Long Beach plans to end its proclaimed emergency on homelessness by the end of February, city officials told the City Council Tuesday night. The move, they said, comes amid a transition to a new model of managing the crisis that includes thousands of unhoused people living in the city.

Deputy City Manager Teresa Chandler told the council Tuesday night that the city is creating a new structure to coordinate the homelessness response. It would be headed by the city manager’s office and include the health department, office of equity and a new “Everyone Home” office that could include three or four new positions.

Chandler said they hope the new office will be established by spring of 2024.

Long Beach has been under a homelessness emergency for nearly a year. The city declared the state of emergency in January 2022, a move that was intended to allow city contracts and construction projects to move more rapidly as “red tape” was reduced by granting the city manager more power.

During the emergency, Long Beach has increased its year-round shelter by acquiring a former thrift store on Anaheim Street — which is now serving as the city’s winter shelter — and made more homeless services accessible through mobile units. It’s also increased the amount of outreach work staff performs. However, some of the city’s largest projects are behind schedule.

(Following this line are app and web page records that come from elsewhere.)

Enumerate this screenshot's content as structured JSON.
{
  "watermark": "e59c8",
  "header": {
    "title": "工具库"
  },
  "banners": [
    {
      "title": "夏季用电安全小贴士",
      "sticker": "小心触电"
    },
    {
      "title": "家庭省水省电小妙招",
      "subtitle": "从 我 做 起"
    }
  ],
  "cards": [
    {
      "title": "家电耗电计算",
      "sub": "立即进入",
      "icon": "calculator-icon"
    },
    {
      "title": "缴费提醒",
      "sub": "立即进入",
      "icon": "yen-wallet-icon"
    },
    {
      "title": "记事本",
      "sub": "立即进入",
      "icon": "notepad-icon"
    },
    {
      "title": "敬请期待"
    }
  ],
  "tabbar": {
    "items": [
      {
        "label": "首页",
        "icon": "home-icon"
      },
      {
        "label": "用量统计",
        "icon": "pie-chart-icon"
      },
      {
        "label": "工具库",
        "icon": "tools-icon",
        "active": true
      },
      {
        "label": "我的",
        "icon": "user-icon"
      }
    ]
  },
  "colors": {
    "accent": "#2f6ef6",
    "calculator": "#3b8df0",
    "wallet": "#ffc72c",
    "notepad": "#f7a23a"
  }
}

Paul Duncan, the city’s Homeless Services Bureau manager, said Tuesday that a 78-room homeless housing project in North Long Beach that was originally supposed to open in October is now slated to break ground in February. The project involves converting the Luxury Inn on Long Beach Boulevard into temporary housing, but it’s been delayed because of problems securing a contractor.

A planned youth navigation center that will provide 12 beds and storage for youth who are living on the streets was also delayed by issues with a contractor and is set to break ground in mid-January, according to Duncan. Both projects could be further delayed if the El Nino season’s rain forces work postponements, Duncan previously said.

A third project, a 33-unit tiny home village was originally supposed to open in October as well, but the city had to move the project from next to its homeless services hub called the Multi-Service Center to a parcel next to Willow Springs Park because of concerns that a rail project near the Multi-Service Center would subject residents to untenable levels of noise and pollution. The new anticipated opening date of that project is early 2025, according to the city.

It’s not clear yet what effect the state of emergency has had on homelessness. Long Beach is preparing to perform its annual homeless count in January. Last year’s count found 3,447 people living in some state of homelessness, up from the 3,296 people the city counted in 2022.

The council is expected to get an update about the emergency at least one more time in early February before the members could vote to end the proclamation at the end of that month.

Jason Ruiz covers City Hall and politics for the Long Beach Post. Reach him at [email protected] or @JasonRuiz_LB on Twitter.